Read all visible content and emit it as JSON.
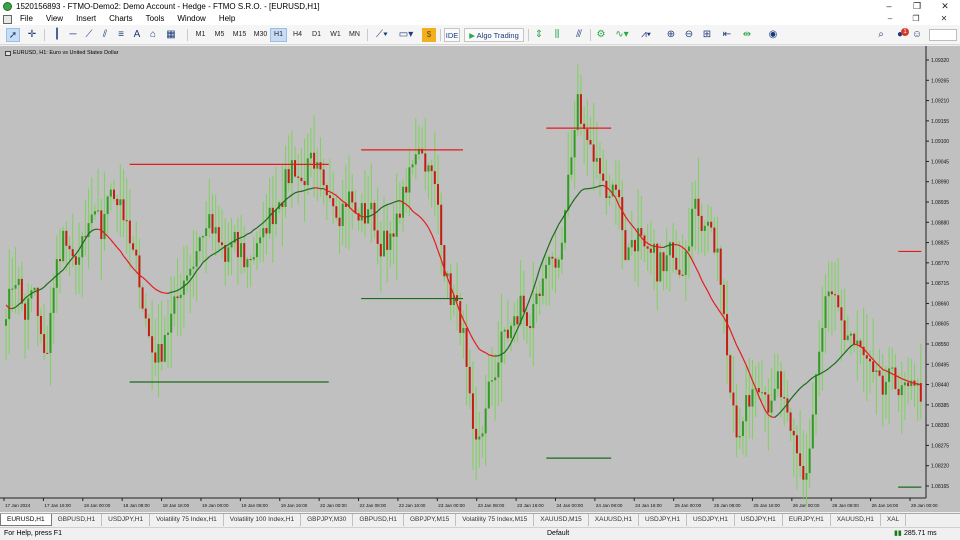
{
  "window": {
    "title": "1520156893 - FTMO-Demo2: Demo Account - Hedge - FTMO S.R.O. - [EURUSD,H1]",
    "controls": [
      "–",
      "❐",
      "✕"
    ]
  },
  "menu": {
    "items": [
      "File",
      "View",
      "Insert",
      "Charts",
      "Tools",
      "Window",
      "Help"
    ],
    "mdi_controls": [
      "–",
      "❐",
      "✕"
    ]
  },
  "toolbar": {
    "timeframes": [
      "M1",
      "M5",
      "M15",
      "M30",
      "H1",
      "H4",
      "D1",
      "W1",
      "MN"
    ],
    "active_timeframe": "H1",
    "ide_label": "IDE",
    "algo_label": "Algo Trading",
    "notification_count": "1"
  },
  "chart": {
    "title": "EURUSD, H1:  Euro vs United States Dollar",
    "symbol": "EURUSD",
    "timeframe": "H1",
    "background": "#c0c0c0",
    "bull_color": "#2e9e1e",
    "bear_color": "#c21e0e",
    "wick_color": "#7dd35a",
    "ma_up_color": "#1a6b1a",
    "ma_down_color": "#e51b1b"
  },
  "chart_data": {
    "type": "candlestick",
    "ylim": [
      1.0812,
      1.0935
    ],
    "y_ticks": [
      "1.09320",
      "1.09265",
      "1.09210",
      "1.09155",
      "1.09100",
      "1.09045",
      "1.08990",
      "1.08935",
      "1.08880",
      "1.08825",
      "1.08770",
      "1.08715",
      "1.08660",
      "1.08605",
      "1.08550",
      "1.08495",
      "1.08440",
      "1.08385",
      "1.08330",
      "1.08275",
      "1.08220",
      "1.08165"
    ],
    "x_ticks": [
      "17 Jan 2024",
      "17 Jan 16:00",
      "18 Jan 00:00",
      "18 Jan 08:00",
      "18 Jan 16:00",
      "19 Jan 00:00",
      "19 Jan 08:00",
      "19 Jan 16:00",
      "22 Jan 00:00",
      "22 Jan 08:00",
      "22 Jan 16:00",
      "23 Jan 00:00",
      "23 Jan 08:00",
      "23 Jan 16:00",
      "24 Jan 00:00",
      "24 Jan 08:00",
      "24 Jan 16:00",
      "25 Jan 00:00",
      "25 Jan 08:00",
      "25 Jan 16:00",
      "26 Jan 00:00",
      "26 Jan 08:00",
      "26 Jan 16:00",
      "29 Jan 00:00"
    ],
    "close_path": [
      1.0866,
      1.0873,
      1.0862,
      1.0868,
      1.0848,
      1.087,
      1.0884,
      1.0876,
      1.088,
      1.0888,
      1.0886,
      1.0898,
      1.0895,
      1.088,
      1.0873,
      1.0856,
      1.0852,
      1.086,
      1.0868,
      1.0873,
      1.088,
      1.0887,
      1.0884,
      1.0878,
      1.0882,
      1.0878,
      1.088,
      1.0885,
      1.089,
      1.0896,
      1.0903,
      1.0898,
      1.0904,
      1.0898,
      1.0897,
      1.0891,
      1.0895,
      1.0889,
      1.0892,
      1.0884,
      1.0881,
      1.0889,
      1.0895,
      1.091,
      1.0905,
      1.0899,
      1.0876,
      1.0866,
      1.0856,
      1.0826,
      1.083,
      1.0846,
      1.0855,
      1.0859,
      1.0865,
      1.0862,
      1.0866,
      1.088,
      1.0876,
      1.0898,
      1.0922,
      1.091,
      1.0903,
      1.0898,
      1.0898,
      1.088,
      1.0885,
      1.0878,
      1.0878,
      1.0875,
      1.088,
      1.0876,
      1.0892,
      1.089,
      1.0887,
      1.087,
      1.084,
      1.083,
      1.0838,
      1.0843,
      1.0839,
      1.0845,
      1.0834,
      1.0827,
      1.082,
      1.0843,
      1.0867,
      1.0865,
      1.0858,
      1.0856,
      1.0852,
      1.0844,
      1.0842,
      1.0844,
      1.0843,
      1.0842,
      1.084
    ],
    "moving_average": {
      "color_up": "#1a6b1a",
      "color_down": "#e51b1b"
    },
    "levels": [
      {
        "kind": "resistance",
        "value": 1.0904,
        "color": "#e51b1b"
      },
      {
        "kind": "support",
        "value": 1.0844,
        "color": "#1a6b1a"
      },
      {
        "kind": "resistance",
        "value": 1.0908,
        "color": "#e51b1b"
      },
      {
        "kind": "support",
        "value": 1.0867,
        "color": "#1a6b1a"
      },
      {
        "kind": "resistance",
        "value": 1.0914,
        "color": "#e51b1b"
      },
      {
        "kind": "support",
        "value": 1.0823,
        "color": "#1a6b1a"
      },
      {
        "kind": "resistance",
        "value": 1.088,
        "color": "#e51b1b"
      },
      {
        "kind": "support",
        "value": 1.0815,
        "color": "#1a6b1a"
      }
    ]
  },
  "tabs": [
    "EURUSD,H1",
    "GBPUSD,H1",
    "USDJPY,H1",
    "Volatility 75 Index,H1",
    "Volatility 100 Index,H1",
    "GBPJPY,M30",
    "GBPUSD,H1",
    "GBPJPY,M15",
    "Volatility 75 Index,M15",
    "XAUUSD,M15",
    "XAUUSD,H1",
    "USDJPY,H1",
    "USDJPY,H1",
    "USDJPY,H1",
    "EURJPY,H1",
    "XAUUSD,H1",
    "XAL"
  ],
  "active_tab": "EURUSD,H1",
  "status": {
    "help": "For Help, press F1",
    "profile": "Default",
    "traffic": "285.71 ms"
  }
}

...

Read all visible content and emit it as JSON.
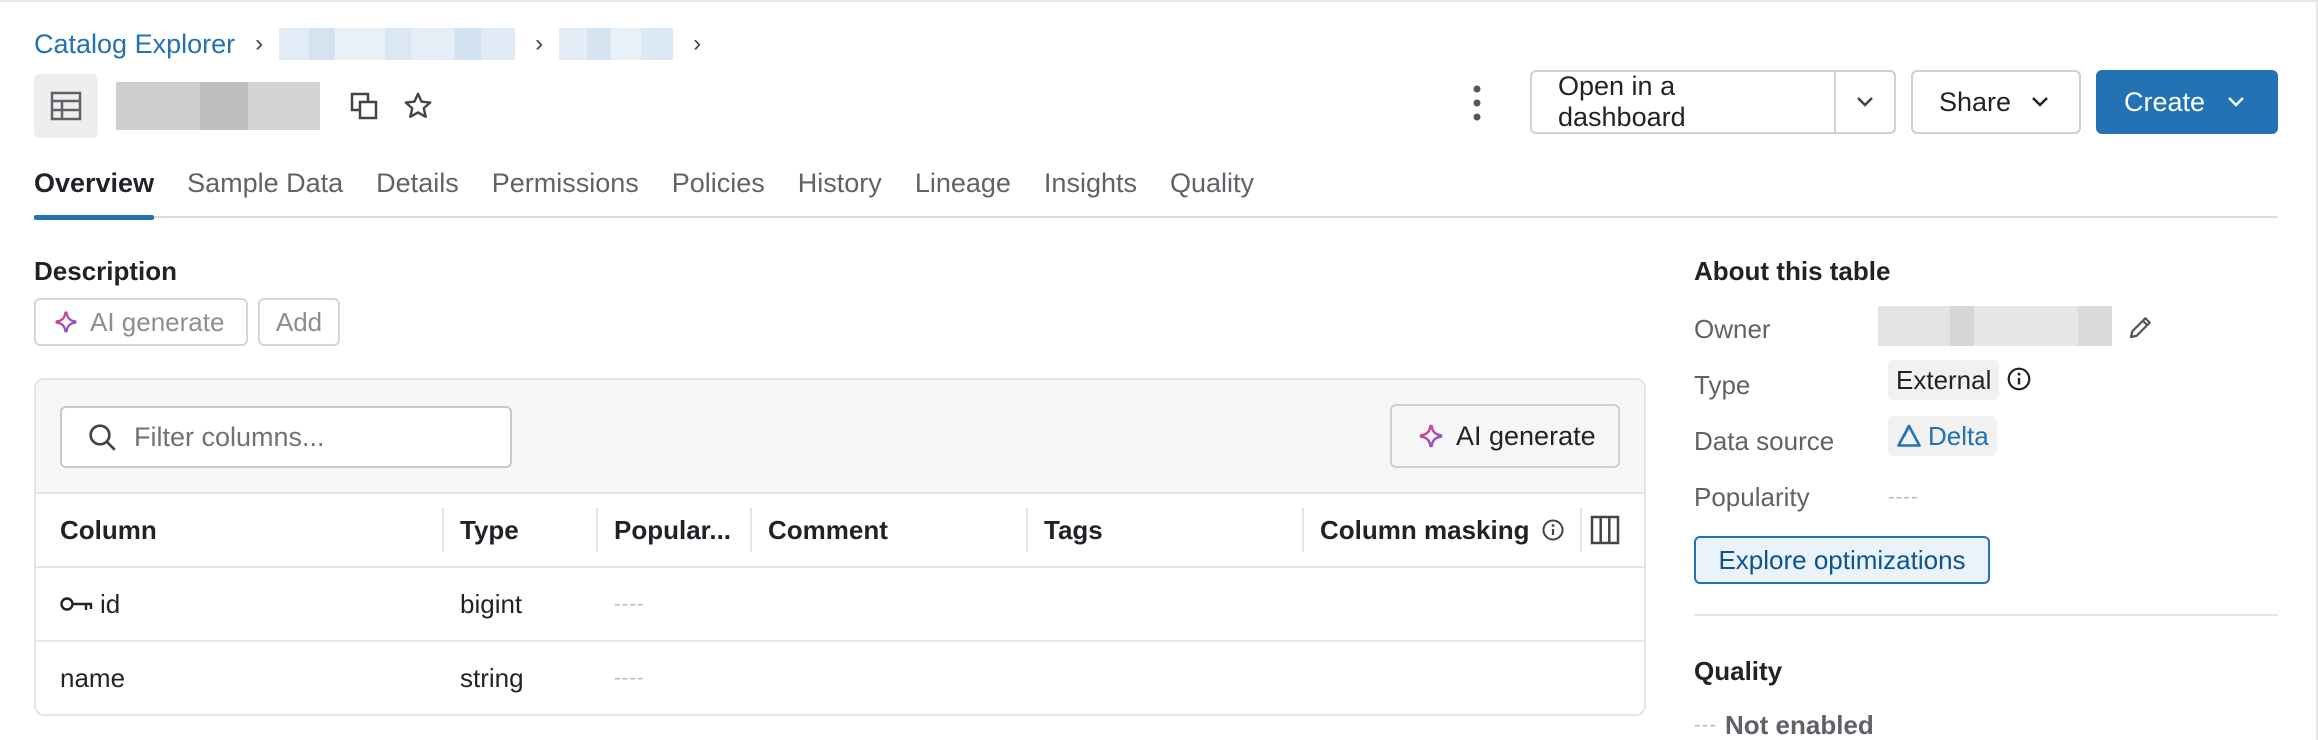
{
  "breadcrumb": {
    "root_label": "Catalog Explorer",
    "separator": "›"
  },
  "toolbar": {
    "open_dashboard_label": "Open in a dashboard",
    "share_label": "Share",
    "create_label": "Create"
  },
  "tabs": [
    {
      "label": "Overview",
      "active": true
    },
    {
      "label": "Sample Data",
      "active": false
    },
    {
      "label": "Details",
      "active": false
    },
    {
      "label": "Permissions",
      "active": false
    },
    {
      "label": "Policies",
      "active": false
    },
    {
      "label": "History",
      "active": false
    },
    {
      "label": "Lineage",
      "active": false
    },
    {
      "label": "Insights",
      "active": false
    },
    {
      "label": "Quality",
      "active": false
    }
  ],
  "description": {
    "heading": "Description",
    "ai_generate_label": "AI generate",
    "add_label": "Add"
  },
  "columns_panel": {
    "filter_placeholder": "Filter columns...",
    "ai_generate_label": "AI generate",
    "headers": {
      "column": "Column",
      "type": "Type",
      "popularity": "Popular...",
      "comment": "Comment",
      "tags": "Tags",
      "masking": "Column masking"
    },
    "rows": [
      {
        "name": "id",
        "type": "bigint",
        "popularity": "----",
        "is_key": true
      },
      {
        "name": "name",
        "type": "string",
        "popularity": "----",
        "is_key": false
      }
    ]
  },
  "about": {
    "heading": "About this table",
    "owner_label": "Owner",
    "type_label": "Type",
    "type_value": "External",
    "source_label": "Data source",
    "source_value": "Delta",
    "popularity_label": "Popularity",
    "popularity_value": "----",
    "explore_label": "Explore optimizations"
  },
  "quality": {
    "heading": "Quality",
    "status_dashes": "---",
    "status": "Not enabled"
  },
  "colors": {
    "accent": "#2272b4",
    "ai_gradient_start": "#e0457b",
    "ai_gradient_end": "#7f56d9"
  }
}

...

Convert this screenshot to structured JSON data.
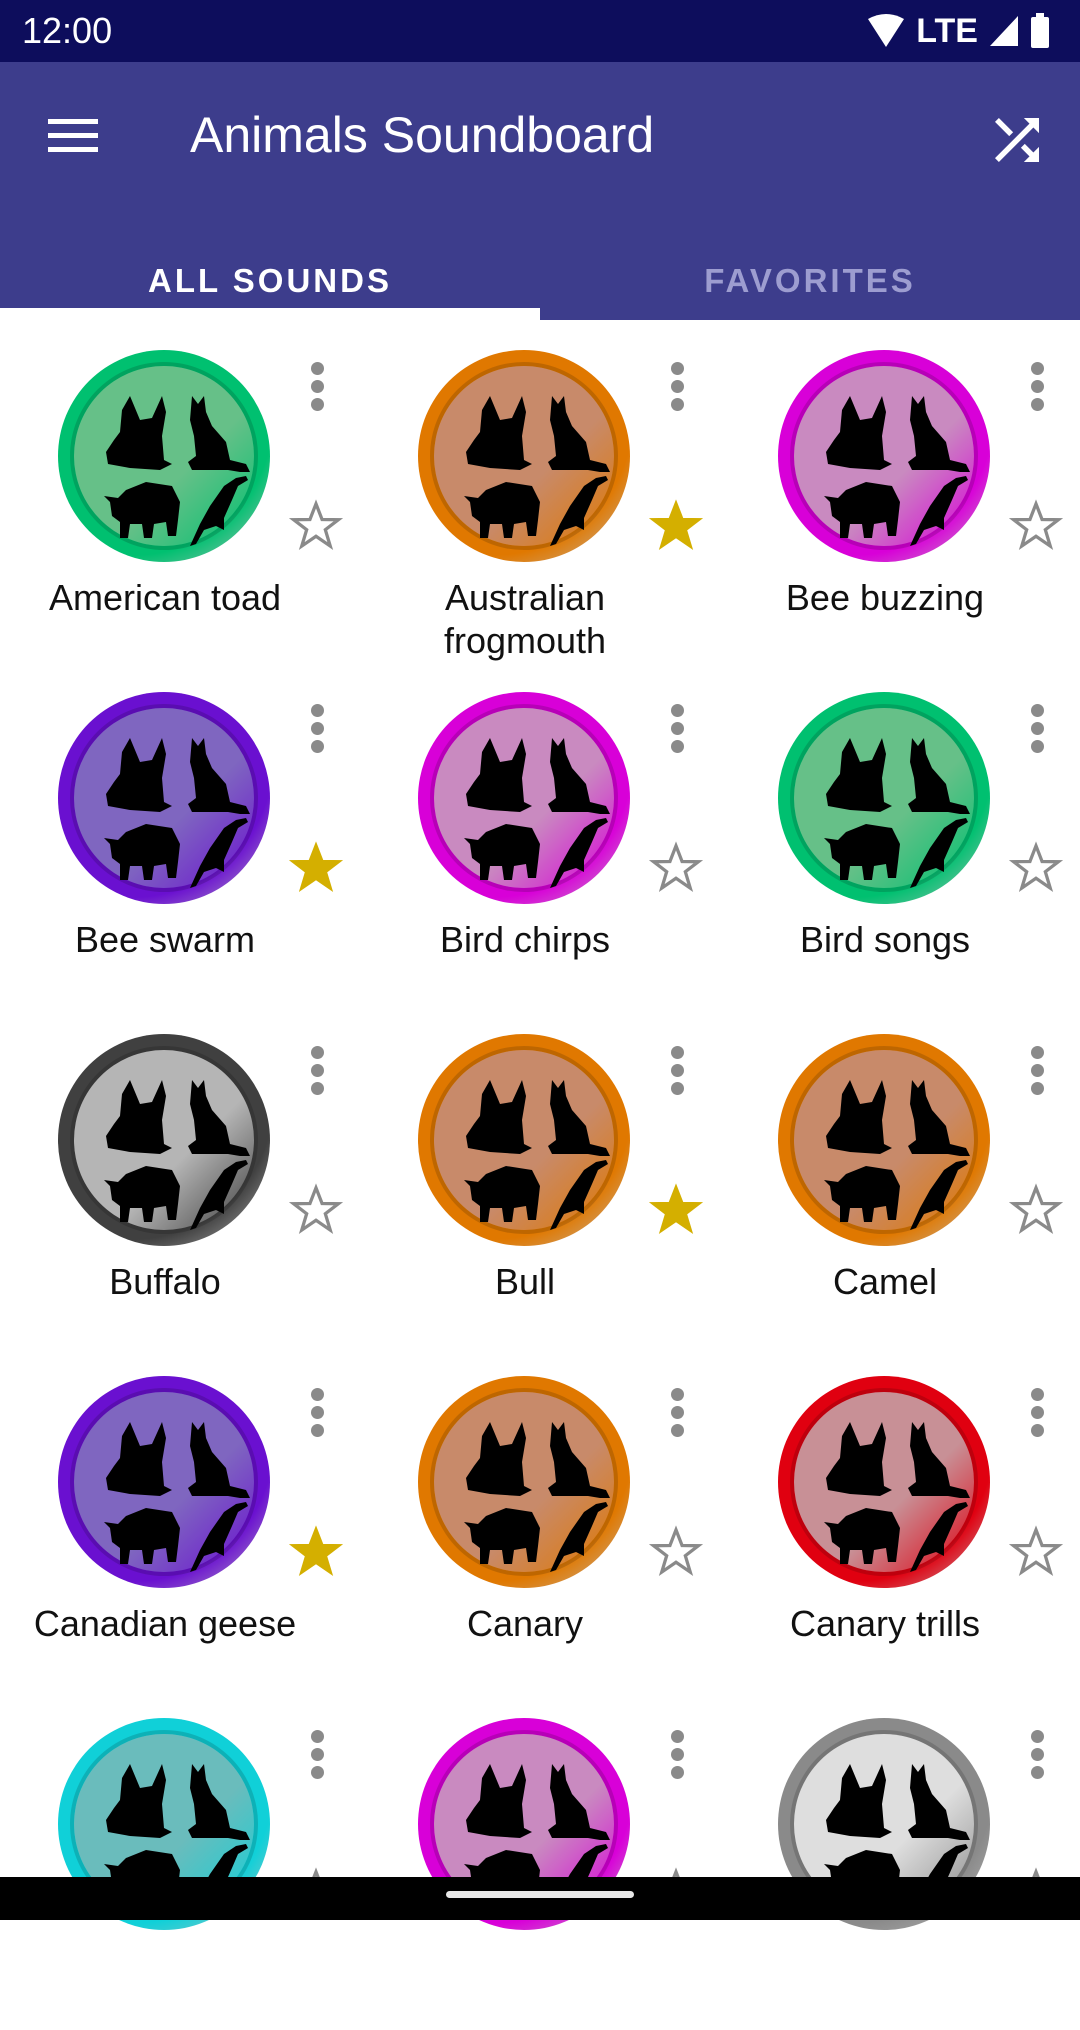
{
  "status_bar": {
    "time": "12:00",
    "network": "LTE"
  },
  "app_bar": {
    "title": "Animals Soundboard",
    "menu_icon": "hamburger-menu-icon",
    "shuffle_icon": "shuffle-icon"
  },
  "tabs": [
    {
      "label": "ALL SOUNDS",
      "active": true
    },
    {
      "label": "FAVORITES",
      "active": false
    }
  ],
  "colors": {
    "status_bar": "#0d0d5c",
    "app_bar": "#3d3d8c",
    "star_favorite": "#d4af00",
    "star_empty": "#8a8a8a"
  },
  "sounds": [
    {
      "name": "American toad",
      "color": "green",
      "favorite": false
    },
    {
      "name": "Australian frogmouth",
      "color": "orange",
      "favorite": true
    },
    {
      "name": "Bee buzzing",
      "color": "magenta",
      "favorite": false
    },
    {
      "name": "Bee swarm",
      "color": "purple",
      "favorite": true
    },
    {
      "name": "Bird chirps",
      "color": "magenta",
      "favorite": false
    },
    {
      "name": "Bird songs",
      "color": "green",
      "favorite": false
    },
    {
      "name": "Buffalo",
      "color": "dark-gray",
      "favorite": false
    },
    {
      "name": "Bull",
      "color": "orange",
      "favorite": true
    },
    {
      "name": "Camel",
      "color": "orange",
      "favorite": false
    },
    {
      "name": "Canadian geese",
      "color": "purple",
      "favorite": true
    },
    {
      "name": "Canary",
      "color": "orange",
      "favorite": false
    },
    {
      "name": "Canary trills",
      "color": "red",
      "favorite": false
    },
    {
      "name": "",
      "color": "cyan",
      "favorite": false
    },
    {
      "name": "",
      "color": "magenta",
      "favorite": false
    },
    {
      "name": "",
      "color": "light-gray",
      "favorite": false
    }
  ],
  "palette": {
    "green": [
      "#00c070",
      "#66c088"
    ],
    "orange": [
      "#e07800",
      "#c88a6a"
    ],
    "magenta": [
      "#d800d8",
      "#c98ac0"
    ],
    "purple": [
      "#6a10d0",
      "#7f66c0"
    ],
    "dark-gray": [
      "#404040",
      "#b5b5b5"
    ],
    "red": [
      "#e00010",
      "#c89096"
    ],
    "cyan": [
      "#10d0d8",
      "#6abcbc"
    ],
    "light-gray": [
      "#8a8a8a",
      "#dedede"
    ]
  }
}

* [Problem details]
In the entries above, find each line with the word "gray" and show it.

* [Response to this task]
      "color": "dark-gray",
      "color": "light-gray",
    "dark-gray": [
    "light-gray": [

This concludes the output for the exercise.